For example, two of the biggest drains in North Chennai — the Royapuram Canal and the Vyasarpadi Canal — used to be floodwater carriers. The region now has about five major 20 feet drains that are currently under encroachment, alleged Janakarajan.
Janakarajan also attributed the flooding to the canals, such as the Buckingham Canal, that are disconnected. “Besides, the canals are polluted with metals like mercury and the TANGEDCO also dump the fly ash into these canals,” he said.
Janakarajan also pointed to the high population density in North Chennai. “The water carrying capacity of the region has come down drastically, and so has the road space in the area due to encroachment.”
He also highlighted the unscientific manner in which the stormwater drains have been constructed. “The SWDs have been carrying drainage, solid waste, plastic, biomedical wastes and construction debris, ultimately clogging the drains.
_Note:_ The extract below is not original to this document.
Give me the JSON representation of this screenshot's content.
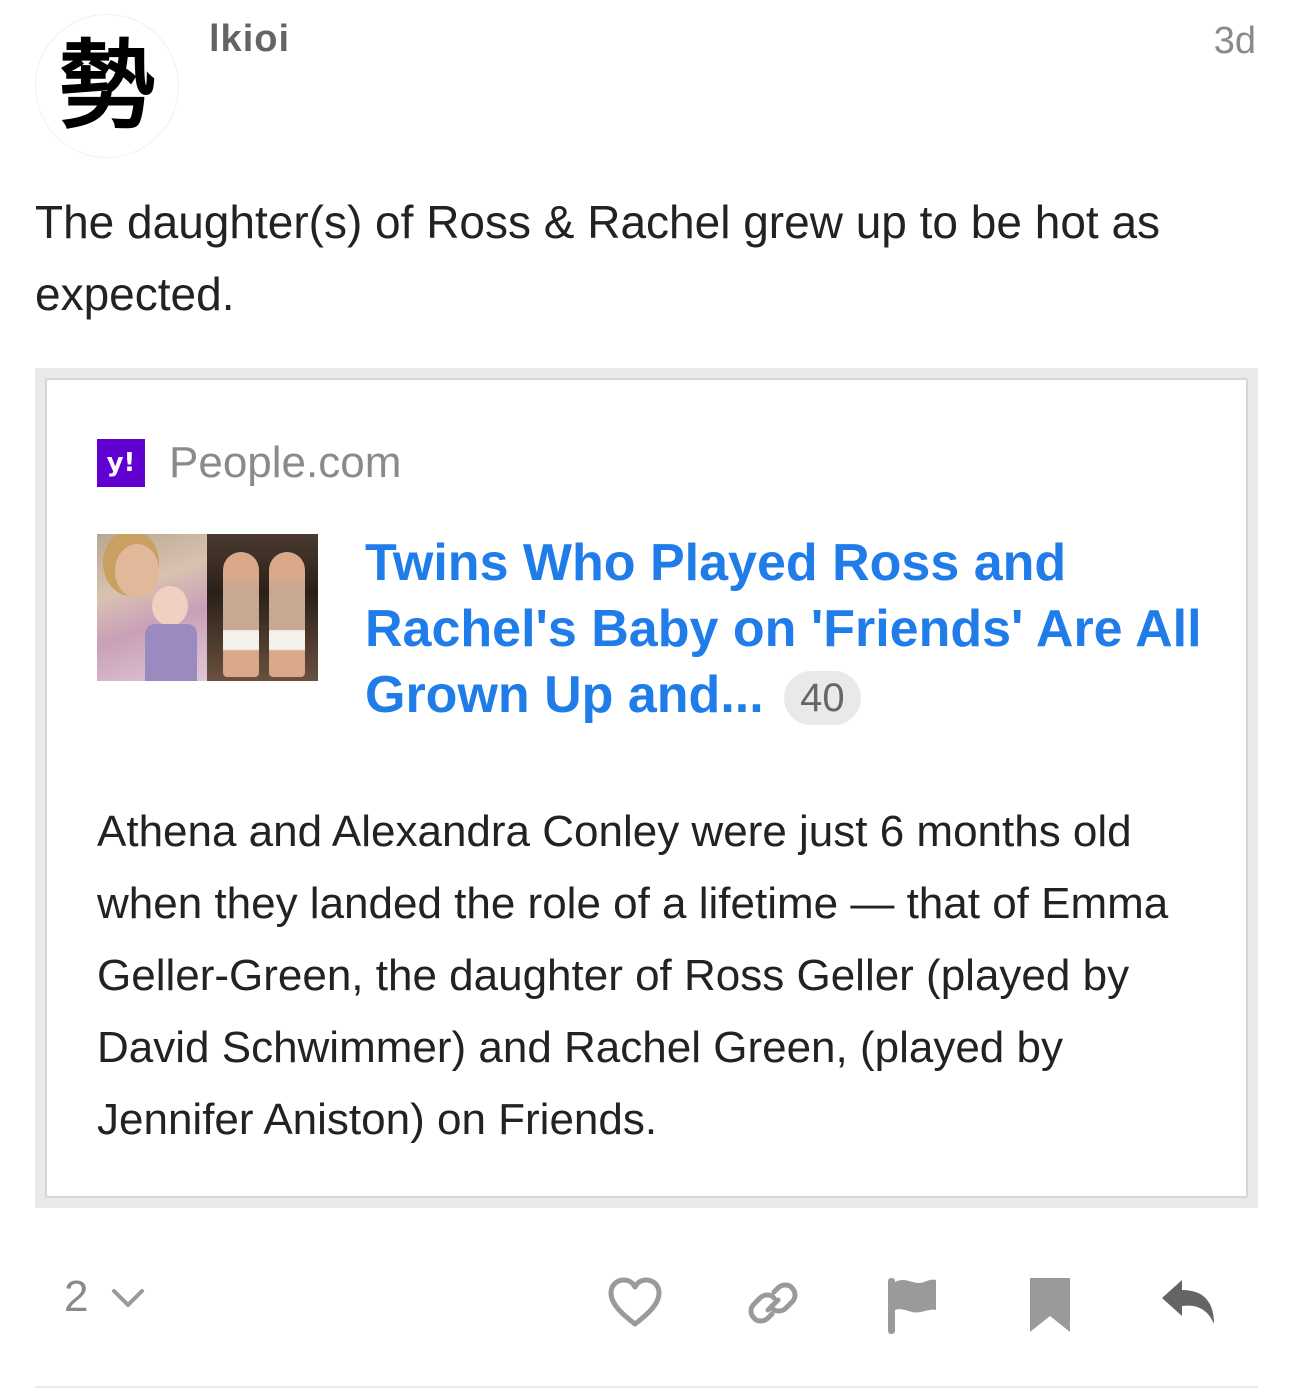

It is doubtful if the survey of elevation and water flow in the region was considered before constructing the SWDs,” he alleged.
North Chennai has already become highly vulnerable to huge flooding. “The water is already flowing upstream and even from Andhra Pradesh. If not mitigated effectively and soon, the flooding will be serious in coming years,” he warned.
Additionally, North Chennai areas are witnessing coastal erosion. “In the current rains, we can see how the beach has moved closer. In a decade, there are risks of serious coastal flooding until the Madras High Court building. This is a warning given by climatologists,” said Janakarajan.
Once the rain is completely over, the Greater Chennai Corporation should think of restructuring and redesigning SWDs, said Janakarajan. “They could use pressure machines to remove the debris and check if stormwater drains have the capacity to carry water,” he added.